─── Recorded information ───
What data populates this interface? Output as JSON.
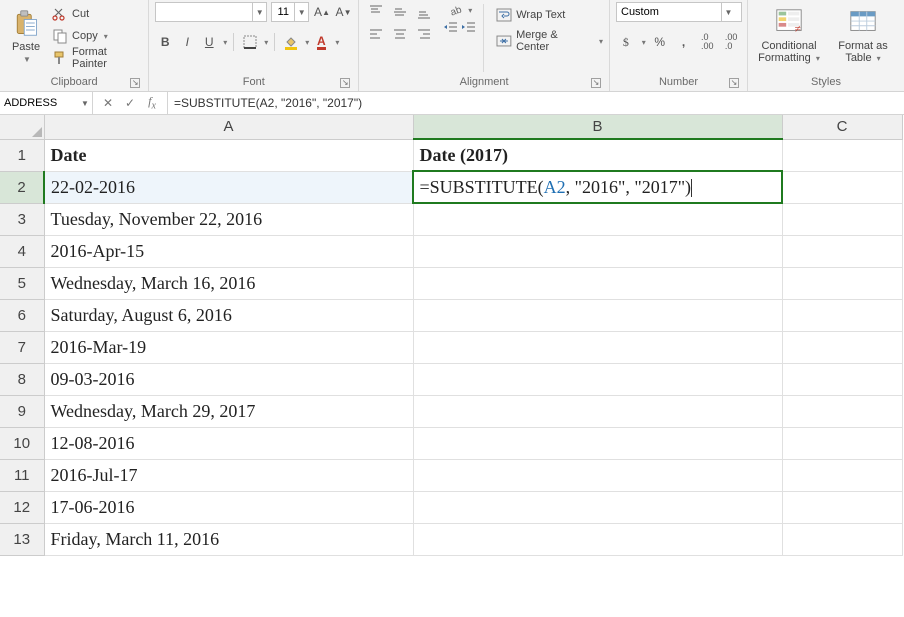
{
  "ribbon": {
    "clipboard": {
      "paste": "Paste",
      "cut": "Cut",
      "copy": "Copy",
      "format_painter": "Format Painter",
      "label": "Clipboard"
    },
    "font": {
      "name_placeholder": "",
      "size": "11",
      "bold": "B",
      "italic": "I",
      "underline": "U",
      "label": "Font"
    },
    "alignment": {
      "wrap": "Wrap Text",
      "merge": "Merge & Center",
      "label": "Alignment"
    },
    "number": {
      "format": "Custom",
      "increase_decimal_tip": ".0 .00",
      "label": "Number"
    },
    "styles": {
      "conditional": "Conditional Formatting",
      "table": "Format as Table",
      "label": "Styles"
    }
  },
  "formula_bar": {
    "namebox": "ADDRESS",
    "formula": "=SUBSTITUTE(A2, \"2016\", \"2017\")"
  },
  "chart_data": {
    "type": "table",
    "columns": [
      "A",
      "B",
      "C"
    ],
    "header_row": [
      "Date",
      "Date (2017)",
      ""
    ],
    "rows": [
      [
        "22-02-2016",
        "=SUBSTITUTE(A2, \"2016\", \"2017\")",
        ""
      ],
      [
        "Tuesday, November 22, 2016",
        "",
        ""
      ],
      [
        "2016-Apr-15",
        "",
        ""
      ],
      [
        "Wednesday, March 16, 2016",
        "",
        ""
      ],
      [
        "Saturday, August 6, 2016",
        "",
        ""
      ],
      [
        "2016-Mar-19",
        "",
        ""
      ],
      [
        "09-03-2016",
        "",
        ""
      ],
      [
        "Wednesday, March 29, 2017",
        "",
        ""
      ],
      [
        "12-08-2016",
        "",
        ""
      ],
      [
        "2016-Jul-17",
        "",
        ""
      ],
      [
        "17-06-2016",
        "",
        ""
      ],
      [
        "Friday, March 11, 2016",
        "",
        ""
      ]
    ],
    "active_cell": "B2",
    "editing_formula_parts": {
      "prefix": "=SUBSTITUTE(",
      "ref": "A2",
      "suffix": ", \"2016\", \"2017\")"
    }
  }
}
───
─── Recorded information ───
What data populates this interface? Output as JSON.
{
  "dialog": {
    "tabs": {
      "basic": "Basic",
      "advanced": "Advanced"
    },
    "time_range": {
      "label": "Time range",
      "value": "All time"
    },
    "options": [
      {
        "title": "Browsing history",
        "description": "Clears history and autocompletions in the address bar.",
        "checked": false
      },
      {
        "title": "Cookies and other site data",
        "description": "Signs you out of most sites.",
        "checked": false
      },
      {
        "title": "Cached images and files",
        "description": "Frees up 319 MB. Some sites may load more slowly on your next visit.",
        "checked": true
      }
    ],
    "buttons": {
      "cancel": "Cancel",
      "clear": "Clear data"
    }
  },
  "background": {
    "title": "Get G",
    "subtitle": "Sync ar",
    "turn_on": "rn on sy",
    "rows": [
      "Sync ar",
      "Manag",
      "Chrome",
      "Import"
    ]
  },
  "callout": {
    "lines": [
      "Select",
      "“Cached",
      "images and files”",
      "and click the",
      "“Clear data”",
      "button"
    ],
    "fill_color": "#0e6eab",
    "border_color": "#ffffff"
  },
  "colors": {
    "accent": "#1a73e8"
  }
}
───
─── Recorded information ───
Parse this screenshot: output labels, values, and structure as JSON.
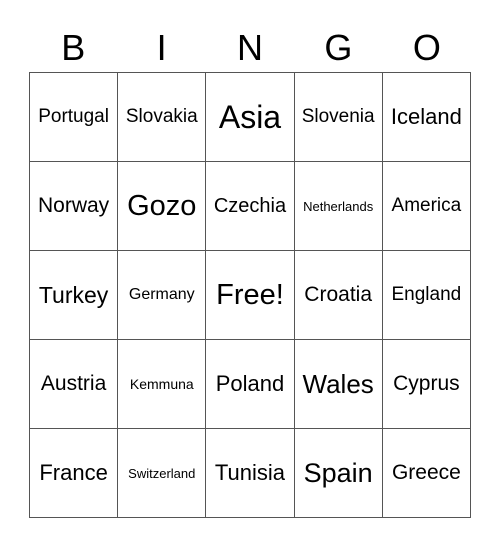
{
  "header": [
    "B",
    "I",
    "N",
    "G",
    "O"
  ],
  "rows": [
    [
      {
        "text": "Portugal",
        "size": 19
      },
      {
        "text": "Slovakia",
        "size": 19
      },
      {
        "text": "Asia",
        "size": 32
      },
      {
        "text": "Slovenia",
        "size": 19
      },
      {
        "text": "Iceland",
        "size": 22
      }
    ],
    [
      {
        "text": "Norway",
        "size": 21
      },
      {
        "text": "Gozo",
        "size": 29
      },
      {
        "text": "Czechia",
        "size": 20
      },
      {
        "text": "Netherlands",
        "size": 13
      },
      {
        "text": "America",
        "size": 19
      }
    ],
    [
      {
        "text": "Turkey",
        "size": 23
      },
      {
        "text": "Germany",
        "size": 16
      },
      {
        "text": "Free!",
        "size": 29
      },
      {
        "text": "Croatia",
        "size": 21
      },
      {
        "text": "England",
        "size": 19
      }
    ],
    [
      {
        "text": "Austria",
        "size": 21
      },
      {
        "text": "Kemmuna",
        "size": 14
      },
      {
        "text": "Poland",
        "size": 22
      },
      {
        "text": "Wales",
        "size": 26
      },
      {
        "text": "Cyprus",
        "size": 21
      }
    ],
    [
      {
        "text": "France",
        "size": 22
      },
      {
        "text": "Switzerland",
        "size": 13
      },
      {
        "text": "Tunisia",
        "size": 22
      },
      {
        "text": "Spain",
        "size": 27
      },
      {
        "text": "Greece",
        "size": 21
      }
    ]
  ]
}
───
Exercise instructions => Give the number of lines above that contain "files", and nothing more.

Answer below => 2